We were discharged around 4 PM Thursday afternoon, after Banner was rehydrated and his fever had stayed at bay for twelve hours. The strange thing is that no one was ever able to figure out what was wrong or what had caused the fever. All of Banner's viral panels had come back negative, and nothing in his blood work even hinted at an infection. Even the cultures that took two days to grow yielded nothing. His official discharge papers from the hospital just allude to dehydration caused by high fever.
I was worried that the fever was caused by Banner's twelve month vaccinations. After all, the fever started within hours of receiving the Hepatitis A, Chickpox (varicella), PCV13 and MMR. The problem is that allergic reactions usually take place immediately (not 48+ hours later), and involve things like rash/hives, swelling and rapid heart rate. And, while MMR is known to give high fevers in babies, such a reaction does not generally occur until 7-10 days AFTER the shot is administered. Same with Chickenpox.

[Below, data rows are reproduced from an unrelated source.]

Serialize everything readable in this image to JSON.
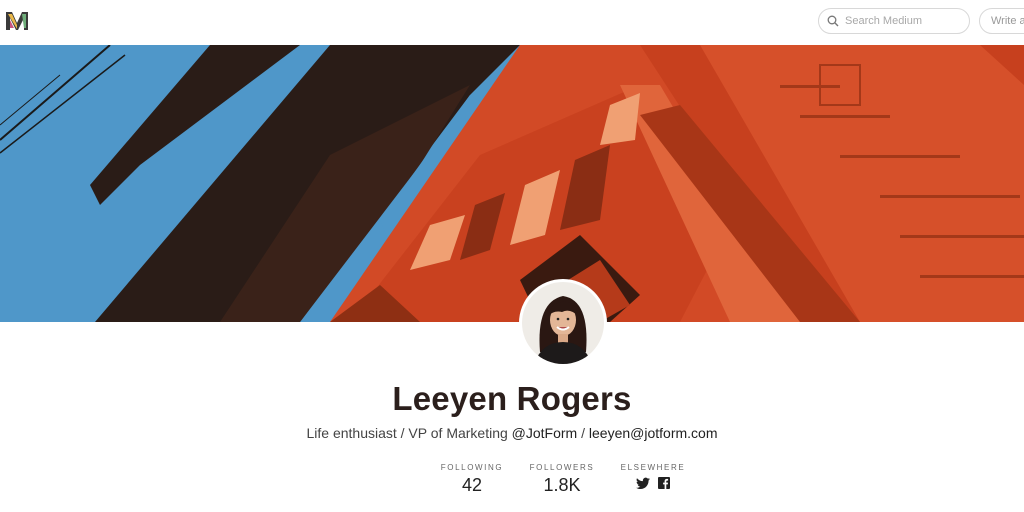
{
  "header": {
    "search_placeholder": "Search Medium",
    "write_label": "Write a story"
  },
  "profile": {
    "name": "Leeyen Rogers",
    "bio_text": "Life enthusiast / VP of Marketing ",
    "bio_company_link": "@JotForm",
    "bio_separator": " / ",
    "bio_email_link": "leeyen@jotform.com"
  },
  "stats": {
    "following_label": "FOLLOWING",
    "following_value": "42",
    "followers_label": "FOLLOWERS",
    "followers_value": "1.8K",
    "elsewhere_label": "ELSEWHERE"
  },
  "icons": {
    "logo": "medium-logo-icon",
    "search": "search-icon",
    "twitter": "twitter-icon",
    "facebook": "facebook-icon"
  },
  "colors": {
    "sky": "#4f97c9",
    "bridge_orange": "#d24a26",
    "bridge_dark": "#2a1c17",
    "name_color": "#2b1f1c"
  }
}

So, even though no viruses were found to explain the fever, the doctor's best guess is that Banner had one. This theory is supported, somewhat, by the fact that I know of two other babies that have been hospitalized with nearly identical symptoms either just before or after Banner. Sounds like some sort of mystery virus is making the rounds, but no one really knows.
The good news: Banner is definitely on the mend. He ran a low grade fever Thursday and Friday night, but felt cool both Saturday and Sunday. Despite a 4 AM coughing fit last night, he seems to feel fine and is back in school today.
The bad news: Trevor was sick all last week, and got worse during our hospital stay. At the time, I wanted him to go home and rest, and was frustrated that he absolutely refused to do so. Rationally, I got that he wanted to be with his son in the hospital, but it just about made me crazy to see him hacking all over the place. By Friday morning, he could barely function. My mom had come to stay at home with Banner so I could go to the office for a bit and catch up since I had barely been at work all week, but she never saw Trevor because he was barricaded in the bedroom. Both our doctor's offices were completely full, so poor Trevor had no choice but to go to the local PrimaCare. Since everyone in the metroplex is sick right now, it took hours for him to be seen. The diagnosis: the flu AND a nasty case of strep throat.
Trevor started antibiotics on Friday afternoon, but only started moving around again yesterday. I did my best to keep Banner out of the house as much as possible over the weekend (THANK YOU, GRAMMY PAMMY), slept in the guest room and took care of all household and baby-related duties.
So far, 2013 has really been a doozie for my family health-wise, and the year isn't even two weeks old, yet. So many things have fallen by the wayside in the interim. Thank you notes remain unwritten, presents haven't been put away...heck, Banner's first birthday decorations are still up in our living room.
I just can say enough to all those who have helped out, brought us food, risked "contamination" to play with Banner and keep me sane. You all know who you are, and I am so grateful.
Hopefully, we are all on the mend, and things will get back to a sense of normal (whatever that is!) soon. Thank goodness everything we have had recently has been treatable. It has been miserable, but we will recover.
In the meantime, here's to the rest of 2013 being a healthy and happy one!